Evan Peterson’s Internship at Leedscape in Beijing
The LSU Robert Reich School of Landscape Architecture has a long-standing tradition of facilitating internships for undergraduate students. Undergraduate students are required to participate in internships during the spring semester of their fourth-year of study at the school; they earn six hours of course credit and many of the participating firms pay their interns, as well.
Semester-long internships are beneficial as students are given the time to become fully immersed in the work environment, and they become more involved in projects at the participating firms. In addition, students are often asked to remain as interns throughout the following summer, and they can pursue internships that take them farther afield—say China, for example.
Evan Peterson, a fifth-year landscape architecture student at LSU, recently returned from his internship at Leedscape in Beijing. Evan has graciously provided a summary of his internship experience in Beijing.
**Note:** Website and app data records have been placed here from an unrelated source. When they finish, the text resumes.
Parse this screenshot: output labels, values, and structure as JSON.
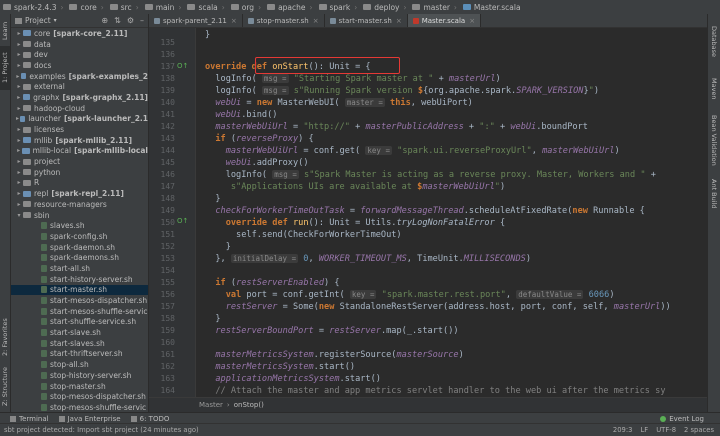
{
  "breadcrumb": [
    "spark-2.4.3",
    "core",
    "src",
    "main",
    "scala",
    "org",
    "apache",
    "spark",
    "deploy",
    "master",
    "Master.scala"
  ],
  "project_panel": {
    "title": "Project",
    "tree": [
      {
        "label": "core",
        "bold": "[spark-core_2.11]",
        "kind": "module",
        "arrow": "▸",
        "indent": 1
      },
      {
        "label": "data",
        "kind": "folder",
        "arrow": "▸",
        "indent": 1
      },
      {
        "label": "dev",
        "kind": "folder",
        "arrow": "▸",
        "indent": 1
      },
      {
        "label": "docs",
        "kind": "folder",
        "arrow": "▸",
        "indent": 1
      },
      {
        "label": "examples",
        "bold": "[spark-examples_2",
        "kind": "module",
        "arrow": "▸",
        "indent": 1
      },
      {
        "label": "external",
        "kind": "folder",
        "arrow": "▸",
        "indent": 1
      },
      {
        "label": "graphx",
        "bold": "[spark-graphx_2.11]",
        "kind": "module",
        "arrow": "▸",
        "indent": 1
      },
      {
        "label": "hadoop-cloud",
        "kind": "folder",
        "arrow": "▸",
        "indent": 1
      },
      {
        "label": "launcher",
        "bold": "[spark-launcher_2.1",
        "kind": "module",
        "arrow": "▸",
        "indent": 1
      },
      {
        "label": "licenses",
        "kind": "folder",
        "arrow": "▸",
        "indent": 1
      },
      {
        "label": "mllib",
        "bold": "[spark-mllib_2.11]",
        "kind": "module",
        "arrow": "▸",
        "indent": 1
      },
      {
        "label": "mllib-local",
        "bold": "[spark-mllib-local",
        "kind": "module",
        "arrow": "▸",
        "indent": 1
      },
      {
        "label": "project",
        "kind": "folder",
        "arrow": "▸",
        "indent": 1
      },
      {
        "label": "python",
        "kind": "folder",
        "arrow": "▸",
        "indent": 1
      },
      {
        "label": "R",
        "kind": "folder",
        "arrow": "▸",
        "indent": 1
      },
      {
        "label": "repl",
        "bold": "[spark-repl_2.11]",
        "kind": "module",
        "arrow": "▸",
        "indent": 1
      },
      {
        "label": "resource-managers",
        "kind": "folder",
        "arrow": "▸",
        "indent": 1
      },
      {
        "label": "sbin",
        "kind": "folder",
        "arrow": "▾",
        "indent": 1
      },
      {
        "label": "slaves.sh",
        "kind": "sh",
        "arrow": "",
        "indent": 2
      },
      {
        "label": "spark-config.sh",
        "kind": "sh",
        "arrow": "",
        "indent": 2
      },
      {
        "label": "spark-daemon.sh",
        "kind": "sh",
        "arrow": "",
        "indent": 2
      },
      {
        "label": "spark-daemons.sh",
        "kind": "sh",
        "arrow": "",
        "indent": 2
      },
      {
        "label": "start-all.sh",
        "kind": "sh",
        "arrow": "",
        "indent": 2
      },
      {
        "label": "start-history-server.sh",
        "kind": "sh",
        "arrow": "",
        "indent": 2
      },
      {
        "label": "start-master.sh",
        "kind": "sh",
        "arrow": "",
        "indent": 2,
        "selected": true
      },
      {
        "label": "start-mesos-dispatcher.sh",
        "kind": "sh",
        "arrow": "",
        "indent": 2
      },
      {
        "label": "start-mesos-shuffle-servic",
        "kind": "sh",
        "arrow": "",
        "indent": 2
      },
      {
        "label": "start-shuffle-service.sh",
        "kind": "sh",
        "arrow": "",
        "indent": 2
      },
      {
        "label": "start-slave.sh",
        "kind": "sh",
        "arrow": "",
        "indent": 2
      },
      {
        "label": "start-slaves.sh",
        "kind": "sh",
        "arrow": "",
        "indent": 2
      },
      {
        "label": "start-thriftserver.sh",
        "kind": "sh",
        "arrow": "",
        "indent": 2
      },
      {
        "label": "stop-all.sh",
        "kind": "sh",
        "arrow": "",
        "indent": 2
      },
      {
        "label": "stop-history-server.sh",
        "kind": "sh",
        "arrow": "",
        "indent": 2
      },
      {
        "label": "stop-master.sh",
        "kind": "sh",
        "arrow": "",
        "indent": 2
      },
      {
        "label": "stop-mesos-dispatcher.sh",
        "kind": "sh",
        "arrow": "",
        "indent": 2
      },
      {
        "label": "stop-mesos-shuffle-servic",
        "kind": "sh",
        "arrow": "",
        "indent": 2
      }
    ]
  },
  "left_tool_tabs": {
    "learn": "Learn",
    "project": "1: Project",
    "favorites": "2: Favorites",
    "structure": "Z: Structure"
  },
  "right_tool_tabs": {
    "database": "Database",
    "maven": "Maven",
    "bean": "Bean Validation",
    "ant": "Ant Build"
  },
  "editor_tabs": [
    {
      "label": "spark-parent_2.11",
      "active": false
    },
    {
      "label": "stop-master.sh",
      "active": false
    },
    {
      "label": "start-master.sh",
      "active": false
    },
    {
      "label": "Master.scala",
      "active": true
    }
  ],
  "line_numbers": [
    "135",
    "136",
    "137",
    "138",
    "139",
    "140",
    "141",
    "142",
    "143",
    "144",
    "145",
    "146",
    "147",
    "148",
    "149",
    "150",
    "151",
    "152",
    "153",
    "154",
    "155",
    "156",
    "157",
    "158",
    "159",
    "160",
    "161",
    "162",
    "163",
    "164",
    "165"
  ],
  "code_breadcrumb": {
    "cls": "Master",
    "method": "onStop()"
  },
  "bottom_tabs": [
    "Terminal",
    "Java Enterprise",
    "6: TODO"
  ],
  "event_log": "Event Log",
  "status": {
    "message": "sbt project detected: Import sbt project (24 minutes ago)",
    "position": "209:3",
    "line_sep": "LF",
    "encoding": "UTF-8",
    "indent": "2 spaces"
  }
}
One of the most common questions I answer about my internship in Beijing is “Why did you go?” There are many answers; however, the main reason I went to China—as well as why I came to LSU’s Robert Reich School of Landscape Architecture—is best answered by a proverb attributed to Confucius: “It is better to travel ten thousand miles than to read ten thousand books.” The meaning is evident: knowledge gained from foreign experiences is invaluable.
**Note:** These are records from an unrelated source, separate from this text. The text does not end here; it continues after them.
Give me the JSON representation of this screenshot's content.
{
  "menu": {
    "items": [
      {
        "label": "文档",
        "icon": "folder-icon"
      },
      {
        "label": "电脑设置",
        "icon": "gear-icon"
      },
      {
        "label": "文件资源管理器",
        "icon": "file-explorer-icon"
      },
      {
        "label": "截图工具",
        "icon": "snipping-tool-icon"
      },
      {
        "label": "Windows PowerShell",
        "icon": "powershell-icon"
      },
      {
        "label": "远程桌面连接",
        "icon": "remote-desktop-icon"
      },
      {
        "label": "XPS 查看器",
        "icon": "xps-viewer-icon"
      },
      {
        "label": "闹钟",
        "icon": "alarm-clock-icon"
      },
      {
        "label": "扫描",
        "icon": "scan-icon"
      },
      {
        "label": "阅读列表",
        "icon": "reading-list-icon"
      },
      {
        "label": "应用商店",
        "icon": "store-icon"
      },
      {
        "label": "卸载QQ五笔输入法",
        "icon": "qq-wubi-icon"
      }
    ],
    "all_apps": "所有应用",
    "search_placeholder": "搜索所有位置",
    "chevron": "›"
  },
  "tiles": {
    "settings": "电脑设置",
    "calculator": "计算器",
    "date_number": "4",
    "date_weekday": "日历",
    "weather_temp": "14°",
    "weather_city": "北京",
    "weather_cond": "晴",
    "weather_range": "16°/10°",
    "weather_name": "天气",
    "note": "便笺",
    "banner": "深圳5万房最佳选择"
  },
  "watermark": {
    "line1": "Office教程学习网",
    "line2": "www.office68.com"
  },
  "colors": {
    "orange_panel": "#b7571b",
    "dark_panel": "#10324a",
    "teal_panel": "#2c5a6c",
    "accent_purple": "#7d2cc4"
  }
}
China is a country experiencing rapid growth, unprecedented in human history. Working and living in Beijing one can see this growth daily, and at times the production speed can be stressful. However, the country’s growth presents professional opportunities that would be much harder to find elsewhere. In addition to urban growth, rapid growth of the tourism industry in China creates a sudden influx for hospitality projects.
Throughout my internship, the main project that I worked on was a ski resort currently being built in the northwestern area of Hebei Province. Working for Leedscape, I represented our company at weekly meeting with clients and Design Workshop, the international office leading the project. In addition, I was a designer and sometimes served as assistant project manager. I gained an immense amount of knowledge about ski resort design and significantly enhanced my professional experience.
I also worked in Qionghai, a prefecture city located in the southernmost Hainan Province, which has experienced more than 40% growth in each of the last four years. The nature of this growth brings economic promise but also fear of rapid urbanization. This growth, in some cases, has scarred China. A current government initiative, “Socialist New Villages,” aims to create a new form of decentralized planning that protects agriculture and existing villages. Leedscape was chosen to participate in the closed competition for the Qionghai New Socialist Village. A colleague (an American intern from the University of Kentucky) and I were the two lead designers on the project, and we operated within the loosely-defined “Socialist New Villages” initiative. To our surprise, our conceptual master plan won the competition. It’s exciting to think that within the next three to six years there could be an 80,000 person city with a layout designed by our team’s original principles.
Over the course of my internship, I kept in contact with some of my professors in Baton Rouge, one who—Max Z. Conrad—informed me that he would be teaching a two-week studio course in Harbin at Northeastern Forestry University. With his support, the university invited me to assist Professor Conrad in teaching his course. It was great to give back and share my knowledge with other students who are as eager to learn as I am. Teaching also gave me a new-found joy and could be a future possibility. All of these experiences, along with previous ones provided by the Robert Reich School of Landscape Architecture, have shed new light on the profession and my place in its future.
Our world is rapidly globalizing, and the field of landscape architecture must as well. Whether working in domestic or international situations, we must be able to apply our design abilities to many cultural, environmental, and social issues. As I enter my final year, I’m confident my experiences at LSU will provide me with the design skills necessary to succeed.
For more information about the LSU Robert Reich School of Landscape Architecture internship program, visit landscape.lsu.edu. Read more first-hand descriptions of student internship experiences at rrslainterns.blogspot.com, the student travel and internship blog.